(Stored items)
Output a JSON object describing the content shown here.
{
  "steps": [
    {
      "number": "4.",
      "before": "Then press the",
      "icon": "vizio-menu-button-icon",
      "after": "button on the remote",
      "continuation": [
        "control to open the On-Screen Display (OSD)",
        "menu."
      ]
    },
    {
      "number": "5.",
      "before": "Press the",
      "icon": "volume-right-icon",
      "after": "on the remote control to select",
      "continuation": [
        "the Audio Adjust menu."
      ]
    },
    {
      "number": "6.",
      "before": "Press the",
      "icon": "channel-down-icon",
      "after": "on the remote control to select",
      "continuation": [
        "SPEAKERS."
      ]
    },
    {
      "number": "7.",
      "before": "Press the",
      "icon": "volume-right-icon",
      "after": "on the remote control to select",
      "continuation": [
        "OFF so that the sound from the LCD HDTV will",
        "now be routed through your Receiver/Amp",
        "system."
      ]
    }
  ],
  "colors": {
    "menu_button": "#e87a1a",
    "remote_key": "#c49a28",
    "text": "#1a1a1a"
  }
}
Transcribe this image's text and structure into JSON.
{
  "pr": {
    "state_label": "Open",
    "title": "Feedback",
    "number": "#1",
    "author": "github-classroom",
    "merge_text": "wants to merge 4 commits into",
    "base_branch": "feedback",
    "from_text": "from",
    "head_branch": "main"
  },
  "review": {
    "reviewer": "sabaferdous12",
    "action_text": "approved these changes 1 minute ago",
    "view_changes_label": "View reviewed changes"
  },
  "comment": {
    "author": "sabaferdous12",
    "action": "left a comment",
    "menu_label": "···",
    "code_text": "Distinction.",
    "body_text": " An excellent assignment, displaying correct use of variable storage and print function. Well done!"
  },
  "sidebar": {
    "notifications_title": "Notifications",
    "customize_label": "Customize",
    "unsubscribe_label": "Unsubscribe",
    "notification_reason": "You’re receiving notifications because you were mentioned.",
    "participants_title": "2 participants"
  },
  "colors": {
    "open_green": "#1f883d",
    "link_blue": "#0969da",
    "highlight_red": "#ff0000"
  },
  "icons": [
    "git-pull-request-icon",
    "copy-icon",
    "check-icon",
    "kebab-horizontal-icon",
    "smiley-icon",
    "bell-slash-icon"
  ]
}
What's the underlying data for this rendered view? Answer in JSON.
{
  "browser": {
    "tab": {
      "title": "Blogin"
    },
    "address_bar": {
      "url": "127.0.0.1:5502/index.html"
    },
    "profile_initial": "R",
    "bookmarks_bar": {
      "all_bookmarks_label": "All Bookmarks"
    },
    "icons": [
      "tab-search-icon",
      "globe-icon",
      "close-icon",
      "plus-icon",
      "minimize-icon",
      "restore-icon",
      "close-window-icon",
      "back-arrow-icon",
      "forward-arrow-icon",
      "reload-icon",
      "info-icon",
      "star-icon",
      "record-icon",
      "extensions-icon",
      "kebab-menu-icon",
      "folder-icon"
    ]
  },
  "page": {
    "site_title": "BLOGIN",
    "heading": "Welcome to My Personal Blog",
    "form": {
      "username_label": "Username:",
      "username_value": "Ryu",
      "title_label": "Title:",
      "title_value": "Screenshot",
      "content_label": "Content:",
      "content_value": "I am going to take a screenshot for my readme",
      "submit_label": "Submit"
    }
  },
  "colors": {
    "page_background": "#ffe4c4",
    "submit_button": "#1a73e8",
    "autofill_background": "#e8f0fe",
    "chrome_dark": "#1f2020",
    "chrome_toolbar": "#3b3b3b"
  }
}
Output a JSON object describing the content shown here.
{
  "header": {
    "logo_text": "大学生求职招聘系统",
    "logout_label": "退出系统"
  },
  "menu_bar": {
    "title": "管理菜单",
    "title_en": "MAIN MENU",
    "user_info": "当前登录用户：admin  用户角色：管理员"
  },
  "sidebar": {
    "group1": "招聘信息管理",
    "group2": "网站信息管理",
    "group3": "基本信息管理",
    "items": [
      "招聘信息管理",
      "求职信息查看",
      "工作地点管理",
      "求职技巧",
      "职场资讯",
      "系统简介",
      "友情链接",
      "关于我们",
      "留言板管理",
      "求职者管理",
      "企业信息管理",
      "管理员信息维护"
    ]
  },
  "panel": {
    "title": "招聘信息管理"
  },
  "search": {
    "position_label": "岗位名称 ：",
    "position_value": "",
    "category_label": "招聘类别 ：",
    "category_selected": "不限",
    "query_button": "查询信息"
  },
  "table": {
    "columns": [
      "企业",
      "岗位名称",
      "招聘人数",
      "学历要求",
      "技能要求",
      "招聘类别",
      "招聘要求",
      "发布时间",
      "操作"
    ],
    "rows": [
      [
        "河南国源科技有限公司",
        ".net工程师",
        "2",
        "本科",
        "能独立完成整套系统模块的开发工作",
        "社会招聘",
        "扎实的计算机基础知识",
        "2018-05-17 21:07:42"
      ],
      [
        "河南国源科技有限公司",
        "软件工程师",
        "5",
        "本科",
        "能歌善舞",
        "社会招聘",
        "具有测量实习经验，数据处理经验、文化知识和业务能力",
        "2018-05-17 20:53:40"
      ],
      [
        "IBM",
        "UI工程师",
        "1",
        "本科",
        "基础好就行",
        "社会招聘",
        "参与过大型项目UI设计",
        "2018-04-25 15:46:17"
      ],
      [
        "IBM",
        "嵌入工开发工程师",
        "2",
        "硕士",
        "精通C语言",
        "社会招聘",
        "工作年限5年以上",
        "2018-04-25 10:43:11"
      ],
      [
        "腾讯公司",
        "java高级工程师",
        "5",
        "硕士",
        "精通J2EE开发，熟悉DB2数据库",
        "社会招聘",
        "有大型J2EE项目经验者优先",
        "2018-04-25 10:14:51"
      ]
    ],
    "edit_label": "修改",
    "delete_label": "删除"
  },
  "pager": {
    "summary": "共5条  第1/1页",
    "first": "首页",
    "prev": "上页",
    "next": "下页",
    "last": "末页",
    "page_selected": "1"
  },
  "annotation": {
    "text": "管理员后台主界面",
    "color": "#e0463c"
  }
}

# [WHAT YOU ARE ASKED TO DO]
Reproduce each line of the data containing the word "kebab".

# [OUTPUT OF THE EXERCISE]
    "kebab-horizontal-icon",
      "kebab-menu-icon",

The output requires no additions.